Occasionally the banner at the top of this blog shows this cascade Prunus Spinosa in full leaf on a Barbed Wire stand. When it was exhibited at The Noelanders show on 2012 it cause a wee bit of a stir. That photo is as the tree looked two years ago. A year later I transferred the tree into a larger pot to let the roots run free and build more vigour yet the opposite happened, I slowly lost vigour in the bottom branch. Another year in the pot to see if it would pull back, it did not, the top went from strength to strength… So here is the tree repotted, at a slightly different angle and without the bottom branch.
The branches that remain will not be cut back until the tree flowers in the next couple of month; they are a bit random as I left the tree to recover vigour.
I will need a rather special table now as the trunk slightly undercuts the pot!
I sell a lot of native European Yamadori all of the trees are very old and of the best quality, trees that I would have in my own collection. I select trees on the hill that I believe will make great bonsai and leave those that have no or little potential. With every tree except pine I bare root, removing all the mountain soil and replace with my own mix suitable for growing new roots and establishing the tree in a pot. I also endeavour to plant the tree in the smallest container whilst still maintaining the future health of the tree. This makes transplanting to a bonsai pot a lot easier without the usual dangerous root ball reduction that sometimes takes place after establishing.
Usually the planting position in the ‘training’ pot is not the ‘finished’ angle or position that the tree will be styled, when purchasing I advise one ‘what’s happening below the soil level’ so that future ideas and possibilities can be explored with confidence.
When purchasing yamadori it is crucial to let the tree acclimatise to your local conditions, garden, weather, elevation etc. and not start work on the tree the moment you get it home.

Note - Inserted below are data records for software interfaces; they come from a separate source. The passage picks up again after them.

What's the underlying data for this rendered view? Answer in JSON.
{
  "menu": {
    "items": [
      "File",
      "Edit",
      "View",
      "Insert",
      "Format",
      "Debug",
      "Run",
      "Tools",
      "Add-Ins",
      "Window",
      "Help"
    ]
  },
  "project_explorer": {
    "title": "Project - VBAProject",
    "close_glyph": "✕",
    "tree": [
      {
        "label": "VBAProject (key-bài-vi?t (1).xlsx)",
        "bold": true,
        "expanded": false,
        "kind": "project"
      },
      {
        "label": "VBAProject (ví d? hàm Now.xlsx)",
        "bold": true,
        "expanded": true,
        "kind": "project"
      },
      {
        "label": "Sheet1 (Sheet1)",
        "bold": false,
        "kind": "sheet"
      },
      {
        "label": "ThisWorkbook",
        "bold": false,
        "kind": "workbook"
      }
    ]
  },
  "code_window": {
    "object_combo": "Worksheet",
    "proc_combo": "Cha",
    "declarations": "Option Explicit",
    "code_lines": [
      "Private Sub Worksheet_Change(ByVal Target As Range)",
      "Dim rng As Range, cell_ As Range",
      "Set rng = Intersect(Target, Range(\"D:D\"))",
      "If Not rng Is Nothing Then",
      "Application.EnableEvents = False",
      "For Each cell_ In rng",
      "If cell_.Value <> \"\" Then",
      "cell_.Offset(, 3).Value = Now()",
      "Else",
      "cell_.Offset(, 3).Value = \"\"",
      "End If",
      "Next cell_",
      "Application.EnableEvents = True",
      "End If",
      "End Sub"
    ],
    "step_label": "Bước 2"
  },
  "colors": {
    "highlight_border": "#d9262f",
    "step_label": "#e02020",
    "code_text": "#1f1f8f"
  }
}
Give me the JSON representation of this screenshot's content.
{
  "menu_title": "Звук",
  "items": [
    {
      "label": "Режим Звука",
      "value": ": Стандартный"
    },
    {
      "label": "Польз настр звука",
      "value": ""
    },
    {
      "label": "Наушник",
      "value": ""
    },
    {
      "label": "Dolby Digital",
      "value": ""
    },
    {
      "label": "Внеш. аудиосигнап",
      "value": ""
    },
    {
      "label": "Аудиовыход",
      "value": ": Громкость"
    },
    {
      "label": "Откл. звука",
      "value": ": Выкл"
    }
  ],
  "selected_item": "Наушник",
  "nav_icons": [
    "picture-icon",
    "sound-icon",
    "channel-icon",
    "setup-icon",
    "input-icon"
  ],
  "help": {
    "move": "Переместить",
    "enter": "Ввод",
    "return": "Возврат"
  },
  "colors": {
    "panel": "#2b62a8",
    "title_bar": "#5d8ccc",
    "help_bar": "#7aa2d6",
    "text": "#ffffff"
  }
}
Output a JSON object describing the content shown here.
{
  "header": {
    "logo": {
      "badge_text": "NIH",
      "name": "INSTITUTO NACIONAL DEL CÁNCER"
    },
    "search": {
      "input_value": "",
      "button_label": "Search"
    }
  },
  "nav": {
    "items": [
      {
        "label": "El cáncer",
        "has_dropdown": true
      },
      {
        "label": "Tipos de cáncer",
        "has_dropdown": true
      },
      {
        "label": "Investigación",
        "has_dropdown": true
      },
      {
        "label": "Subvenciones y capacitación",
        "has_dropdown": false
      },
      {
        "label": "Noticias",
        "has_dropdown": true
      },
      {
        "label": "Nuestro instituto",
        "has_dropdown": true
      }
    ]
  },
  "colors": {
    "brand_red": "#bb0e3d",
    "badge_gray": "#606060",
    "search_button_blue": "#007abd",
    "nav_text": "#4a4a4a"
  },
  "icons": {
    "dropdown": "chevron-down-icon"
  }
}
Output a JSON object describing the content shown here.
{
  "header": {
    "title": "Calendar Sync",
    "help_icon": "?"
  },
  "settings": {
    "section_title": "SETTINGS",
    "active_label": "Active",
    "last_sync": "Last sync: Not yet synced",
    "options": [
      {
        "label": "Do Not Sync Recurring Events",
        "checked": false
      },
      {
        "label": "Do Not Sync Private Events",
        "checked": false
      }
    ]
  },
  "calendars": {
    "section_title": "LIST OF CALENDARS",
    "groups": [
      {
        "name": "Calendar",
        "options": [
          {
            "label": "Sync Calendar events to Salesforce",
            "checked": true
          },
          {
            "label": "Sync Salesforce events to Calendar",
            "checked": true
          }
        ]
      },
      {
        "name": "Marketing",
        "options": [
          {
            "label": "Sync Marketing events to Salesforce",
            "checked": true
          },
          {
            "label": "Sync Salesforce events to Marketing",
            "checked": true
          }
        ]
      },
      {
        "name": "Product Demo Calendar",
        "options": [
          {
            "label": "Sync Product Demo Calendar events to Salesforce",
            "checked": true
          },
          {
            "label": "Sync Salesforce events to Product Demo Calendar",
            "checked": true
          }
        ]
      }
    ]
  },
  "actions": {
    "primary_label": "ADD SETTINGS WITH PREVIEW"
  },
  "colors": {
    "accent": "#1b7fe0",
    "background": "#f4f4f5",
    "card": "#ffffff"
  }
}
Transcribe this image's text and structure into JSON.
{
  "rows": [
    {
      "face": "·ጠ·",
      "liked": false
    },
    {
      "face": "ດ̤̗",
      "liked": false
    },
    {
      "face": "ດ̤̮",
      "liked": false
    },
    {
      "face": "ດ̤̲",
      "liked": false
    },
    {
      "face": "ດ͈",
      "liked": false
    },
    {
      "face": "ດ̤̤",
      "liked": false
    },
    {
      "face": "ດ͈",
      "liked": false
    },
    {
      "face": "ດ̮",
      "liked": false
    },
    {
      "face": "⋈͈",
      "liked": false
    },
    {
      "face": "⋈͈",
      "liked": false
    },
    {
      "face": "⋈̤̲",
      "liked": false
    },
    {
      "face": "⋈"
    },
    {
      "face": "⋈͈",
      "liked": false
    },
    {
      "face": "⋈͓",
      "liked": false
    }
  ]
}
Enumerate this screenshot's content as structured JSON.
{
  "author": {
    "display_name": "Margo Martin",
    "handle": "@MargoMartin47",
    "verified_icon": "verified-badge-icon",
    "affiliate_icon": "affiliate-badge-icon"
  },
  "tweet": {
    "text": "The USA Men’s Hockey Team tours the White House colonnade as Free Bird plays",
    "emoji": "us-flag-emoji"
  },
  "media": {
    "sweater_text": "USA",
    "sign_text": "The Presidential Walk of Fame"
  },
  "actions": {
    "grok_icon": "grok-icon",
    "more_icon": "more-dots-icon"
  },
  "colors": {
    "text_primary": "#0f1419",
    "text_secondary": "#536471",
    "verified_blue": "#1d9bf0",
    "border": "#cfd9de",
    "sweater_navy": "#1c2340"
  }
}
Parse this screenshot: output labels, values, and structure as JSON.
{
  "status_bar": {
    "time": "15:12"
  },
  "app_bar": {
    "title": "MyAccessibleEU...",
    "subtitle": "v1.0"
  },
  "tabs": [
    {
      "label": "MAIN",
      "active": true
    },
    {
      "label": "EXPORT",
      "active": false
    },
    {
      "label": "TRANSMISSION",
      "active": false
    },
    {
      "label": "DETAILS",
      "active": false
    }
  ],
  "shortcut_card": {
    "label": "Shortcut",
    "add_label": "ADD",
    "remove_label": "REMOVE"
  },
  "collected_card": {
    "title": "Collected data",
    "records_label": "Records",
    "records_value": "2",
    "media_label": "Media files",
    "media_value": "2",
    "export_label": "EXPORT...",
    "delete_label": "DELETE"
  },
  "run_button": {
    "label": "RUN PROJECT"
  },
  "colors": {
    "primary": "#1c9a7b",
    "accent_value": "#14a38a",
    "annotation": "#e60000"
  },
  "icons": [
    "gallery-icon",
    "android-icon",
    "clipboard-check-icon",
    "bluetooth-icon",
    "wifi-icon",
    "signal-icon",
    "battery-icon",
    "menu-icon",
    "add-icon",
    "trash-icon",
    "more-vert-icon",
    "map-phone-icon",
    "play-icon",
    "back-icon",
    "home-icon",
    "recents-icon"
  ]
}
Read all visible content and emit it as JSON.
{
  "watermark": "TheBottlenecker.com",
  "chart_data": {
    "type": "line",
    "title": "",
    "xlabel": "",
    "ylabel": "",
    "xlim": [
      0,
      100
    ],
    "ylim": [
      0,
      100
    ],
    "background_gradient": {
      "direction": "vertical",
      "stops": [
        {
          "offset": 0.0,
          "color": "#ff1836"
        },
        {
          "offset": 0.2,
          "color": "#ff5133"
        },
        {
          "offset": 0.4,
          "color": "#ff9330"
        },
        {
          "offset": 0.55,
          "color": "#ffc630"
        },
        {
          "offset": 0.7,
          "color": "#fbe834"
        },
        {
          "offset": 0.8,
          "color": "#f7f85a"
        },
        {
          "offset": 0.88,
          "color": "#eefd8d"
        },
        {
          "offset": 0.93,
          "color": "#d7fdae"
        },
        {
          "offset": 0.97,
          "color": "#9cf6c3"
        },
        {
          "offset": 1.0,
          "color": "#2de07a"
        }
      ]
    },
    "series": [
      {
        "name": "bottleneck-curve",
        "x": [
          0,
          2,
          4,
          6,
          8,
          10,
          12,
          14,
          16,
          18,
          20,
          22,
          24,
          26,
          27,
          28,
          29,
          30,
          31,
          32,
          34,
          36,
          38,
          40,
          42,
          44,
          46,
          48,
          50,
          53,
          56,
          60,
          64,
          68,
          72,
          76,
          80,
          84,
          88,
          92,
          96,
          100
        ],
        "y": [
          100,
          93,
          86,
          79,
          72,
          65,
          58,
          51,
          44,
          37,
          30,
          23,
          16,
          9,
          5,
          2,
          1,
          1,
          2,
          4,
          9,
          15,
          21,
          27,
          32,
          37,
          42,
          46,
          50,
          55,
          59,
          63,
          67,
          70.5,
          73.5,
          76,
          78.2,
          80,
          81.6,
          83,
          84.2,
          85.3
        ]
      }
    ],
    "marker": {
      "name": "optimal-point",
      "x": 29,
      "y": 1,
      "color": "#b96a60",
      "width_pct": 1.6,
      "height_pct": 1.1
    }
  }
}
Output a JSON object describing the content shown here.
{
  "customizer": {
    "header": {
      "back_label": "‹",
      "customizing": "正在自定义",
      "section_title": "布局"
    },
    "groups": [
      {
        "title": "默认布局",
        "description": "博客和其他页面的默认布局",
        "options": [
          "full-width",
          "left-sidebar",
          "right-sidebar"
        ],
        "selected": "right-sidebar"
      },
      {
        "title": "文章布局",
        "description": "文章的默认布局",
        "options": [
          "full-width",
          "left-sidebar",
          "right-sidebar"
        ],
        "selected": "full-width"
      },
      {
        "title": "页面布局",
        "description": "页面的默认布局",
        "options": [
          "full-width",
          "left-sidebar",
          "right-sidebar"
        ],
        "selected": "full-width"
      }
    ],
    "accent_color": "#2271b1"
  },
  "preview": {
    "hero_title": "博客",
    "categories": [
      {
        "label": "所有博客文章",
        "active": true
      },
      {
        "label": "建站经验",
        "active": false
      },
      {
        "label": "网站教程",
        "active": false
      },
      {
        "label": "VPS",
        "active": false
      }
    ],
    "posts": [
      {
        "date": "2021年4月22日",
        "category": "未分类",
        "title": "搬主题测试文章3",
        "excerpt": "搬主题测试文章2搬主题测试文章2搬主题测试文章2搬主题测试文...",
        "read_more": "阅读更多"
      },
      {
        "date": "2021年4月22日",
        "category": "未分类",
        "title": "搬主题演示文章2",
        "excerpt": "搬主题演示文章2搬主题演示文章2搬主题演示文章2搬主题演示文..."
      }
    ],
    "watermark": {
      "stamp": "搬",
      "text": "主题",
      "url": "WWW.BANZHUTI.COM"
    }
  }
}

These photos are from a Prunus Spinosa (Blackthorn) after two years in the pot. My student had this tree for 12 months prior to bringing the tree to be potted in the bonsai pot. It was full of new fine roots, the student had fed the tree well and did not cut back or ‘style’ the tree in any way. The tree responded well and when potted on into a Bonsai Pot retained a lot of new root. NO wiring of the branches too place only cutting back to two buds. The tree will deliver flowers and an abundance of new growth this season. Patience always pays off when working with yamadori.
I have seen the work of Tom Benda develop over the last few years however his most recent work is up there with the best bonsai potters in Europe. At the recent EDA UCHI KAI exhibition in Belgium Tom’s Trade stand was the busiest by far.My Yamadori trade stand backed onto Tom’s and we had a great weekend together. It was a classic case of “buy the pot NOW” because if you don’t somebody else would! So many pots were purchased in the first few hours of the weekend.
As he would have nothing to display the scope of his work, Tom requested that the buyers collect their purchases at the end of the show. Mario Komsta and Mark & Ritta Cooper snapped up dozens of pots between them, so often through the weekend I heard “Sorry that’s been bought by Mario”… “Mark and Ritta’s” “yes… that’s Marios too!” “no… sorry Tony Tickle has bought that”
This brings me to one of the Pots that I purchased, considered by Tom as “The best bonsai pot I have ever made” (what sales technique!) This was to be for a Kifu size Yamadori Taxus Baccata that I have been working for quite a few years. The current pot is by Milan Klika, lovely but not quite right for the tree, I will be potting the tree into the new container in April 2014. To ensure that the pot will indeed suit the tree I always produce a ‘virtual’ image.
NOTE: I am now the distributor for Toms pots and will be selling them on my stand at next years Noelanders trophy, so if you DO want to purchase one of Toms amazing Pots I suggest that you get there early
The stone and the tree were collected together; I had no option as the tree grew through the stone. I carried the tree for just under a mile down the mountain to my vehicle… it is very heavy and I collected no more that day as I was truly knackered. I have done some work on the right side of the stone as I wanted to expose some more of the trunk line, this has now weathered and is indistinguishable from the rest of the stone. The combination were collected in 2009 and the tree has thrived over the last few years, even though the tree is very slow growing the canopy is developing well and should become a pleasing bonsai in time, a dwarf rhododendron is planted at the front to break up the ‘wall’ of stone. .